What better way to study projectile motion in STEM 11 than to launch projectiles? It makes so much sense; in Physics, the first semester is devoted to the study of displacement, velocity, acceleration, forces, momentum, and impulse. In Precalculus, we cover vectors, parametric equations, vertical motion, and a million textbook force problems that have diagrams about Physics. We decided to hinge the first quarter on the mission to make a t-shirt cannon that students would launch at school events. Getting to the math and Physics is easy, but what about making a safe air cannon?
Success, right? T-shirt launched! Well, when we began researching the pressure ratings for PVC air chambers, we found that OSHA’s stance is pretty clear: do not use it for compressed air, ever, at any pressure. All pressure ratings on PVC are for liquids like water, not compressible fluids like air. These people on YouTube operate under the assumption that everything will probably be fine since everyone else does it that way. But there are plenty of stories online about PVC exploding and causing serious injury. We did not want to put ourselves or our students in any danger. So how could we still do the project, but do it safely?

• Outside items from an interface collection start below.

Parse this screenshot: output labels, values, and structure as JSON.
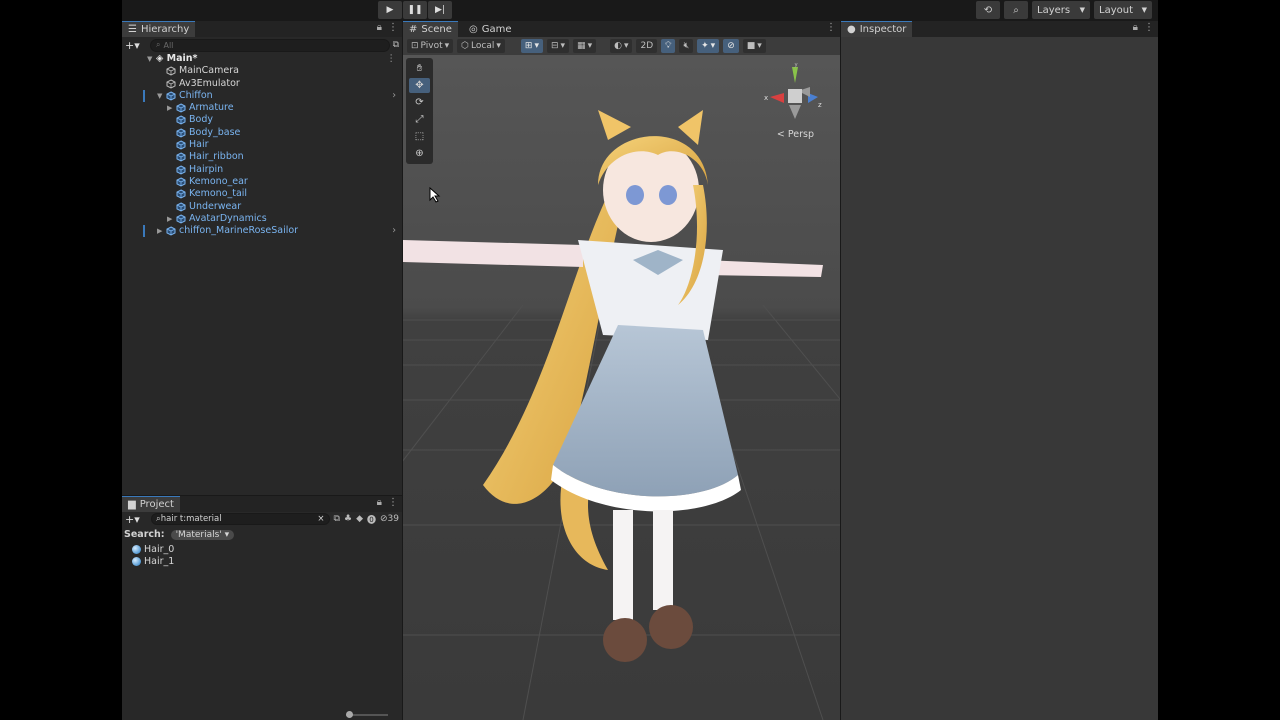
{
  "toolbar": {
    "play_icon": "play-icon",
    "pause_icon": "pause-icon",
    "step_icon": "step-icon",
    "layers_label": "Layers",
    "layout_label": "Layout"
  },
  "hierarchy": {
    "tab_label": "Hierarchy",
    "search_placeholder": "All",
    "scene_name": "Main*",
    "items": [
      {
        "label": "MainCamera",
        "depth": 1,
        "color": "white"
      },
      {
        "label": "Av3Emulator",
        "depth": 1,
        "color": "white"
      },
      {
        "label": "Chiffon",
        "depth": 1,
        "color": "blue",
        "expanded": true,
        "selected_marker": true
      },
      {
        "label": "Armature",
        "depth": 2,
        "color": "blue",
        "collapsed": true
      },
      {
        "label": "Body",
        "depth": 2,
        "color": "blue"
      },
      {
        "label": "Body_base",
        "depth": 2,
        "color": "blue"
      },
      {
        "label": "Hair",
        "depth": 2,
        "color": "blue"
      },
      {
        "label": "Hair_ribbon",
        "depth": 2,
        "color": "blue"
      },
      {
        "label": "Hairpin",
        "depth": 2,
        "color": "blue"
      },
      {
        "label": "Kemono_ear",
        "depth": 2,
        "color": "blue"
      },
      {
        "label": "Kemono_tail",
        "depth": 2,
        "color": "blue"
      },
      {
        "label": "Underwear",
        "depth": 2,
        "color": "blue"
      },
      {
        "label": "AvatarDynamics",
        "depth": 2,
        "color": "blue",
        "collapsed": true
      },
      {
        "label": "chiffon_MarineRoseSailor",
        "depth": 1,
        "color": "blue",
        "collapsed": true,
        "selected_marker": true
      }
    ]
  },
  "project": {
    "tab_label": "Project",
    "search_value": "hair t:material",
    "hidden_count": "39",
    "search_label": "Search:",
    "search_scope": "'Materials'",
    "assets": [
      "Hair_0",
      "Hair_1"
    ]
  },
  "scene": {
    "tab_scene": "Scene",
    "tab_game": "Game",
    "pivot_label": "Pivot",
    "local_label": "Local",
    "mode_2d": "2D",
    "persp_label": "Persp"
  },
  "inspector": {
    "tab_label": "Inspector"
  },
  "colors": {
    "accent": "#3a79bb",
    "prefab_blue": "#7ab4f0",
    "panel_bg": "#282828",
    "inspector_bg": "#383838"
  }
}
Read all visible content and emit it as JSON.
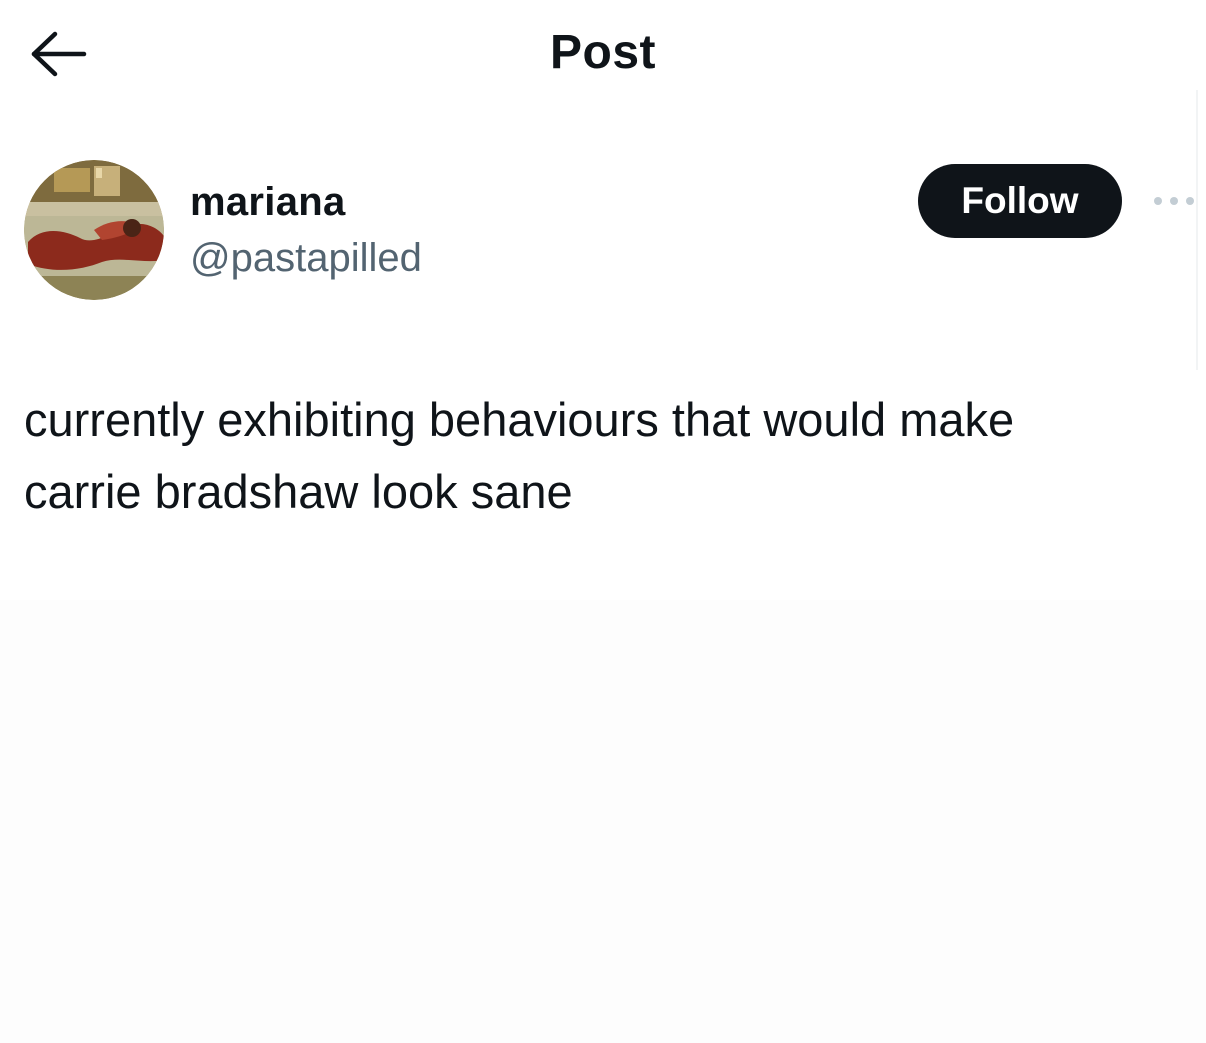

It’s not the cheapest way to launch a tennis ball, but it’s the safest (we are thankful to the Greenwich Alliance for Education for making this R&D possible). This is the same stuff used for gas lines in homes and buildings. It’s rated to 48,000 PSI. The weakest point in the air chamber is the valve stem, which will leak around 140 PSI. The bike pump and air compressor we’re using to fill the chambers hits its max at 130 PSI. After the air is released, it pushes the ball through the PVC, which is perfectly safe to carry the projectile.
Fall 2017: Students’ first launch
Today, students will launch their small air-powered launchers for the first time. They will use the projectile motion equations seen in every Precalculus and Physics course:We generated these equations during the first two weeks using student-gathered data from a video-recorded drop test.
Now, students will calculate how fast their air launcher can shoot a projectile using the same equation they generated before. We’ll look for relationships between pressure, velocity, distance, and eventually, angle of launch. But for now? Images from class today!